The British government has warned EU nationals living in the country that they’ll be handed a formal 28-day notice if they’ve failed to apply for “settled status” by June 30.
Campaigners are worried that tens or even hundreds of thousands of Europeans may not have applied by the deadline. Many older people who have lived in the U.K. for decades are not aware they have to apply, and official figures show that only 2% of applicants were 65 years old or older. Many parents also don’t realize they have to apply for their children, migrants’ groups say.
Other vulnerable people, such as children in social care, also risk falling through the cracks and ending up with no legal status.
Britain’s government says some 5.6 million people — the majority from Poland and Romania — have applied, far more than initial estimates. While about half were granted settled status, some two million migrants who haven’t lived in the U.K. long enough were told they have to put in the paperwork again when they have completed five more years of residency in the country.
Lara Parizotto, a campaigner for The3million, a group set up after the Brexit referendum to lobby for the rights of EU citizens in the U.K, has been leafleting and urging EU nationals to apply.
Figures are not available to show exactly how many people will have missed the deadline, Parizotto said. But even a small percentage of the European population in the U.K. would total tens of thousands of people.
Another campaigner, Elena Remigi, said she fears the policy could lead to a disastrous legacy similar to the Windrush Scandal, when many from the Caribbean who legally settled in the U.K. decades ago were wrongly caught up in tough new government rules to crack down on illegal immigration.
Many in the “Windrush generation” – named after the ship that carried the first post-war migrants from the West Indies – lost their homes and jobs or were even deported simply because they couldn’t produce paperwork proving their residency rights.
With only hours to go before the deadline Parizotto is racing against the clock to inform as many people as possible.
Student Kacper Adamus, 17, a Polish national who has lived in the UK for 10 years said he didn’t have any issues applying for settlement.
“It was quite easy it didn’t take much time.
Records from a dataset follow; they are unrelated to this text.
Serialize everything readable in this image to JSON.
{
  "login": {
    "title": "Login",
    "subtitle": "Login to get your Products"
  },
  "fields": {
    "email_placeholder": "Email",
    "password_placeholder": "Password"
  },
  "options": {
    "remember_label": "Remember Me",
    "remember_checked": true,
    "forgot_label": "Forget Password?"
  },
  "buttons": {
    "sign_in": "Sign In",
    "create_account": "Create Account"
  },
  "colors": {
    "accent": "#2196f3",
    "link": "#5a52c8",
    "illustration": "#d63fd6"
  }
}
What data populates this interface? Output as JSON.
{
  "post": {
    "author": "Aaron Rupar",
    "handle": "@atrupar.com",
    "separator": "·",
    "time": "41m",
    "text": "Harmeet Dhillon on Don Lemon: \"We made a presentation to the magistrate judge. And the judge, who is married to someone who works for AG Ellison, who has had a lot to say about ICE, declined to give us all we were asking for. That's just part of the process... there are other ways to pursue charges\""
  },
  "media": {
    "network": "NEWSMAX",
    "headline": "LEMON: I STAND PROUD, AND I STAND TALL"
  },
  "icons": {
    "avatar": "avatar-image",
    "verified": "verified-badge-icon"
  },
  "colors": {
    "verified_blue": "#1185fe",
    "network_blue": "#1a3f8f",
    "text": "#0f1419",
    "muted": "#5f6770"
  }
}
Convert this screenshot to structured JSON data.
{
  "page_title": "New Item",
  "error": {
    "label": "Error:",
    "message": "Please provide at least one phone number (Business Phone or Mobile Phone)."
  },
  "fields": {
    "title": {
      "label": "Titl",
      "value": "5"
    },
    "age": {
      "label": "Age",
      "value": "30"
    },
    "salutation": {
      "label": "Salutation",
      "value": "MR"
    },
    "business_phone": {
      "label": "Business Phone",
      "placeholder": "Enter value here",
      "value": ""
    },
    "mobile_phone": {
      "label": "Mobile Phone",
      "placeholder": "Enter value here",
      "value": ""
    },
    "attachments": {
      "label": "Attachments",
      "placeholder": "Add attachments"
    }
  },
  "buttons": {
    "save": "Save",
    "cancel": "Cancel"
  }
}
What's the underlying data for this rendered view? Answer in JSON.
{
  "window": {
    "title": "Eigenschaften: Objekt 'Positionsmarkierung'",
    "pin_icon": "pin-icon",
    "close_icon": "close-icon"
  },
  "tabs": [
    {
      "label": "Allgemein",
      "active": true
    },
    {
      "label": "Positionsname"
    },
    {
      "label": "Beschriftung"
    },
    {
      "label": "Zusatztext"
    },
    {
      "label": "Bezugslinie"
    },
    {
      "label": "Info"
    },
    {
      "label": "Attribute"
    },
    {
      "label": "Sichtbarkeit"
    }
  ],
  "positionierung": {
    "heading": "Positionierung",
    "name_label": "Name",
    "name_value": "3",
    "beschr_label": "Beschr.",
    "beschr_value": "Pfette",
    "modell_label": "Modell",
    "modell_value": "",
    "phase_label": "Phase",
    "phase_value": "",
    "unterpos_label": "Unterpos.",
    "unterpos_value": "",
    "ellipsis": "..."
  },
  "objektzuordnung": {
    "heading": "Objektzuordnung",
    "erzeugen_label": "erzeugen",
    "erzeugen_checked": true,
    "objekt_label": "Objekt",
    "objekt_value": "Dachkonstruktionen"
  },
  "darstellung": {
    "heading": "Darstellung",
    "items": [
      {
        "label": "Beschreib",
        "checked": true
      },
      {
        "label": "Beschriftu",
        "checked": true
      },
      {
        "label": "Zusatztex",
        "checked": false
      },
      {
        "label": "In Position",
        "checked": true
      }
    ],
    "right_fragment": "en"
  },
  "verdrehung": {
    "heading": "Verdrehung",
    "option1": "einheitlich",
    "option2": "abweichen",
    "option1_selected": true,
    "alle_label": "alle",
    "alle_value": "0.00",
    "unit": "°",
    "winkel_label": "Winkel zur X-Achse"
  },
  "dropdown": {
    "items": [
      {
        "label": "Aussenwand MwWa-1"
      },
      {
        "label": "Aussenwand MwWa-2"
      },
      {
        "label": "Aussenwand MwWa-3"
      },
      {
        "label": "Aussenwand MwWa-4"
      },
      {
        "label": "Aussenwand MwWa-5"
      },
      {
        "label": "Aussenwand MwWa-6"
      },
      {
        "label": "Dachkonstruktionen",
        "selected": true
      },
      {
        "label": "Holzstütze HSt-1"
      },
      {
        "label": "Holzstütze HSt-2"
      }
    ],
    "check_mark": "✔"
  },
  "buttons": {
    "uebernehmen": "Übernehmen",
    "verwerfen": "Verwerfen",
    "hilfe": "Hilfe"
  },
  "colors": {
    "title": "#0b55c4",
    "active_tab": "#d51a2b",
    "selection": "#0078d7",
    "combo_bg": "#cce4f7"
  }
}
It was very easy for me to operate and I don’t really have an issue doing it, it was quite easy so there were no problems,” he said.
But for long term resident Haselton, there is a loss of trust. Her British husband is mulling moving the family to the Netherlands as a direct consequence of Brexit. She is torn.
“I still love this country, it would break my heart if I had to move,” she said. “At the same time I’m not sure I want to stay.”